• DATA UNDER STUDY
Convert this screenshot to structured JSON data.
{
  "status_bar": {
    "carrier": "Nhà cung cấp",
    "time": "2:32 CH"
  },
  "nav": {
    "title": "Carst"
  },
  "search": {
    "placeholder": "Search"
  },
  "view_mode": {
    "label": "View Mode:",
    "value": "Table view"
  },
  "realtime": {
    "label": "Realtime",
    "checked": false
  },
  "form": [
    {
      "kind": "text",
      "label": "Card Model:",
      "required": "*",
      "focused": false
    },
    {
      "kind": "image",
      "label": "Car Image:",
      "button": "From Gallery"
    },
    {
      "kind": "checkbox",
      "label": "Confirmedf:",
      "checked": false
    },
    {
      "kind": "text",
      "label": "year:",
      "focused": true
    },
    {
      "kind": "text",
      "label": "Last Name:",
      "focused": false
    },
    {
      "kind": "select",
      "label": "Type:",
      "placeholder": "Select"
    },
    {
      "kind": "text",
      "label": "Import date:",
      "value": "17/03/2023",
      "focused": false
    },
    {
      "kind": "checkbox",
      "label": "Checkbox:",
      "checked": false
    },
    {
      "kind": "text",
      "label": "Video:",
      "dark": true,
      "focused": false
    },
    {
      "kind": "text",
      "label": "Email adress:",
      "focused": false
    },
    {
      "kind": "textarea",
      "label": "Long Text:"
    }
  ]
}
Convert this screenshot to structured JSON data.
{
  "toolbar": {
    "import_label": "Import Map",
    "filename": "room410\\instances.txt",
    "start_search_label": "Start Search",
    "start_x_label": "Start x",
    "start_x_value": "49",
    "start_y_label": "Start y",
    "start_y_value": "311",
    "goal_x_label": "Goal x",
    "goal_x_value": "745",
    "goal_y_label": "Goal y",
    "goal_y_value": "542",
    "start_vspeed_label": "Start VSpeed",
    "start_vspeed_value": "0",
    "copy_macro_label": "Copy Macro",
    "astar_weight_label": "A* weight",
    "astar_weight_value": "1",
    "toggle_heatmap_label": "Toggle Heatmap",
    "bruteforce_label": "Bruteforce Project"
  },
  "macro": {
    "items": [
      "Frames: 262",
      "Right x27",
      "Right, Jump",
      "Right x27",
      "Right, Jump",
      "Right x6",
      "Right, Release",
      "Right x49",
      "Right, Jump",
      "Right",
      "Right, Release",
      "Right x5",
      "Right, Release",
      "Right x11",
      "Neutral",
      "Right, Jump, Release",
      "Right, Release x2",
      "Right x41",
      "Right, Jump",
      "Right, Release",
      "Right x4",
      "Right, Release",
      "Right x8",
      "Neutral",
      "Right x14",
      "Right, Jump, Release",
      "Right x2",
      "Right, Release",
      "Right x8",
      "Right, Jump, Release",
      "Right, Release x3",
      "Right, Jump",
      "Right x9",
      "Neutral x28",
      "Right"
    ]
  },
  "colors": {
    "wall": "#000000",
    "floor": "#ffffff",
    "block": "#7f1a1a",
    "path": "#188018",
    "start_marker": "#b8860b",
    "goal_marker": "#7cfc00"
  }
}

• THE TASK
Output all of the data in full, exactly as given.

• ANSWER FOR THIS EXERCISE
Convert this screenshot to structured JSON data.
{
  "status_bar": {
    "carrier": "Nhà cung cấp",
    "time": "2:32 CH"
  },
  "nav": {
    "title": "Carst"
  },
  "search": {
    "placeholder": "Search"
  },
  "view_mode": {
    "label": "View Mode:",
    "value": "Table view"
  },
  "realtime": {
    "label": "Realtime",
    "checked": false
  },
  "form": [
    {
      "kind": "text",
      "label": "Card Model:",
      "required": "*",
      "focused": false
    },
    {
      "kind": "image",
      "label": "Car Image:",
      "button": "From Gallery"
    },
    {
      "kind": "checkbox",
      "label": "Confirmedf:",
      "checked": false
    },
    {
      "kind": "text",
      "label": "year:",
      "focused": true
    },
    {
      "kind": "text",
      "label": "Last Name:",
      "focused": false
    },
    {
      "kind": "select",
      "label": "Type:",
      "placeholder": "Select"
    },
    {
      "kind": "text",
      "label": "Import date:",
      "value": "17/03/2023",
      "focused": false
    },
    {
      "kind": "checkbox",
      "label": "Checkbox:",
      "checked": false
    },
    {
      "kind": "text",
      "label": "Video:",
      "dark": true,
      "focused": false
    },
    {
      "kind": "text",
      "label": "Email adress:",
      "focused": false
    },
    {
      "kind": "textarea",
      "label": "Long Text:"
    }
  ]
}
Convert this screenshot to structured JSON data.
{
  "toolbar": {
    "import_label": "Import Map",
    "filename": "room410\\instances.txt",
    "start_search_label": "Start Search",
    "start_x_label": "Start x",
    "start_x_value": "49",
    "start_y_label": "Start y",
    "start_y_value": "311",
    "goal_x_label": "Goal x",
    "goal_x_value": "745",
    "goal_y_label": "Goal y",
    "goal_y_value": "542",
    "start_vspeed_label": "Start VSpeed",
    "start_vspeed_value": "0",
    "copy_macro_label": "Copy Macro",
    "astar_weight_label": "A* weight",
    "astar_weight_value": "1",
    "toggle_heatmap_label": "Toggle Heatmap",
    "bruteforce_label": "Bruteforce Project"
  },
  "macro": {
    "items": [
      "Frames: 262",
      "Right x27",
      "Right, Jump",
      "Right x27",
      "Right, Jump",
      "Right x6",
      "Right, Release",
      "Right x49",
      "Right, Jump",
      "Right",
      "Right, Release",
      "Right x5",
      "Right, Release",
      "Right x11",
      "Neutral",
      "Right, Jump, Release",
      "Right, Release x2",
      "Right x41",
      "Right, Jump",
      "Right, Release",
      "Right x4",
      "Right, Release",
      "Right x8",
      "Neutral",
      "Right x14",
      "Right, Jump, Release",
      "Right x2",
      "Right, Release",
      "Right x8",
      "Right, Jump, Release",
      "Right, Release x3",
      "Right, Jump",
      "Right x9",
      "Neutral x28",
      "Right"
    ]
  },
  "colors": {
    "wall": "#000000",
    "floor": "#ffffff",
    "block": "#7f1a1a",
    "path": "#188018",
    "start_marker": "#b8860b",
    "goal_marker": "#7cfc00"
  }
}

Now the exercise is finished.